Even since I've been here there have been new mid-level options crop up as well as increased visibility of some other restaurants that are gaining in popularity. I absolutely love the brunch at Open Door Policy in Tiong Bahru, as well as a bookstore and coffee browse afterward.
If you like BBQ, check out Meatsmith or MeatLIQUOR.
One of my latest finds is a new Aussie restaurant, Cheek By Jowl, over on Boon Tat Street. Catch your breath, people, this lunch for two was $35++/person. Amazing. I went back for dinner and sat at the kitchen stools while chatting with the chef. This will definitely become a regular spot for me, particularly as it's only a 10 min walk from my office.
4. Have food, people will visit
The real food fun in Singapore involves entertaining. I was taught pretty quickly that if you want a group to show up, thrown on a feed. Back in my first few weeks in the country I was lucky enough to meet the guys from Iskina Cebu and made a call then that they HAD to do a full manual lechon for my birthday in July. Let me say, they didn't disappoint and the 30 people that joined us were blown away. It's probably not the best option, though, for a modern communal dining area in your apartment complex. They are indeed adding new rules to the tenant's guide by the day due to my shenanigans.
5. Get up here and eat yourself silly
It's cheap and easy to get here from Australia, New Zealand, or anywhere in Asia. It's the perfect stop-off when coming through Changi in transit (incidentally rated the best airport in the world many years running). It's incredibly safe, easy to get around, and the people are so very friendly.
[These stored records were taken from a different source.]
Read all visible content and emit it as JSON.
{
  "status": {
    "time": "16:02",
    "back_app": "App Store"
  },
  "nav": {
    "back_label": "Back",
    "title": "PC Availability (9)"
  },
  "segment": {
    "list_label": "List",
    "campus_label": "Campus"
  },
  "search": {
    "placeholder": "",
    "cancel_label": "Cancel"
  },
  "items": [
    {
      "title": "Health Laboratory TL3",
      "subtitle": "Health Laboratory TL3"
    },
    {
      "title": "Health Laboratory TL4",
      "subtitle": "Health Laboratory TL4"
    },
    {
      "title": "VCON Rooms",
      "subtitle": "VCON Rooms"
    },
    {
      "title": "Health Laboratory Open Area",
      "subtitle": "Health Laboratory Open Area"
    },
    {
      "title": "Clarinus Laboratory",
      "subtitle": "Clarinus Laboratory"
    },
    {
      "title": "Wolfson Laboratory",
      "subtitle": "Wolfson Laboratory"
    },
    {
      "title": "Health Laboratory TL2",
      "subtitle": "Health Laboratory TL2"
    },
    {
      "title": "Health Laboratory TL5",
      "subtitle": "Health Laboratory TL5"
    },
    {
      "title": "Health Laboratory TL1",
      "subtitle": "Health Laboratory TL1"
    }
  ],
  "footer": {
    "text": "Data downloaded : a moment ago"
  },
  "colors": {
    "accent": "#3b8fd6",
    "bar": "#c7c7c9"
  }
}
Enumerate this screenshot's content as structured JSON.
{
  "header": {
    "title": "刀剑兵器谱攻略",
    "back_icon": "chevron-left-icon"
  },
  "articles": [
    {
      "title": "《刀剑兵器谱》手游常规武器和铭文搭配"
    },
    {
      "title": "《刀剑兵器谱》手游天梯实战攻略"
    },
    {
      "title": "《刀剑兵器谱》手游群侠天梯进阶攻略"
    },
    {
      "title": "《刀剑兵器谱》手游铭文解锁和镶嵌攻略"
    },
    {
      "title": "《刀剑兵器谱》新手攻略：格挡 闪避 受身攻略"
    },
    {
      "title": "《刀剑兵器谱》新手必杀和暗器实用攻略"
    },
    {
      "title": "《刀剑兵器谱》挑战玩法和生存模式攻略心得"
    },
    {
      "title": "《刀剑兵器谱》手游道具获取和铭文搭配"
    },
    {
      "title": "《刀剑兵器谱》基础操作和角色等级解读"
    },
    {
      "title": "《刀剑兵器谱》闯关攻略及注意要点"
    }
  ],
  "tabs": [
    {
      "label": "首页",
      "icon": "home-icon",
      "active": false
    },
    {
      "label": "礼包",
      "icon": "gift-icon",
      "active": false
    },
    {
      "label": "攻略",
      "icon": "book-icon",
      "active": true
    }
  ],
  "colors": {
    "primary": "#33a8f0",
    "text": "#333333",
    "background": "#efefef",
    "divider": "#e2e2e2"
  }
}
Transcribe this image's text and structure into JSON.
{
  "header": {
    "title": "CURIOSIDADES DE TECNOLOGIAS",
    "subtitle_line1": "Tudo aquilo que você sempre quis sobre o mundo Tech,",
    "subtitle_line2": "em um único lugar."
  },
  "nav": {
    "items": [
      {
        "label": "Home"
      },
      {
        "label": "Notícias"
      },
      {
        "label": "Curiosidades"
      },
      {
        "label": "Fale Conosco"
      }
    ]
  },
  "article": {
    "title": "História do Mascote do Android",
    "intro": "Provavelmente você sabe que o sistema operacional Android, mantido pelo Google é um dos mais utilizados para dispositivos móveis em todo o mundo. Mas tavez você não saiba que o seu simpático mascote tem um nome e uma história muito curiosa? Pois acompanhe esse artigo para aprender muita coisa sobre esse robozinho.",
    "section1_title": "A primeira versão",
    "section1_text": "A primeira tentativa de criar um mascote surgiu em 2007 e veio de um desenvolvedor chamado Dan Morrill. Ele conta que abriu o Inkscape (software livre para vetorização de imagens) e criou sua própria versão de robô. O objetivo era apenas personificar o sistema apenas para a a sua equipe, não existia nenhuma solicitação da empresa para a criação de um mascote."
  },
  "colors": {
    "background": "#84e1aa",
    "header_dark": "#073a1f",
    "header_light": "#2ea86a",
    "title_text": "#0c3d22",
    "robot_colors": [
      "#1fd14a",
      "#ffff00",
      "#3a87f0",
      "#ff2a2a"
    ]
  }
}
There are food options everywhere.
I've accepted that it's not about my cooking so much anymore. Really, it's all about food with new friends and enjoying what the local chefs are all about.
Just prepare yourself for $20 beers. ++.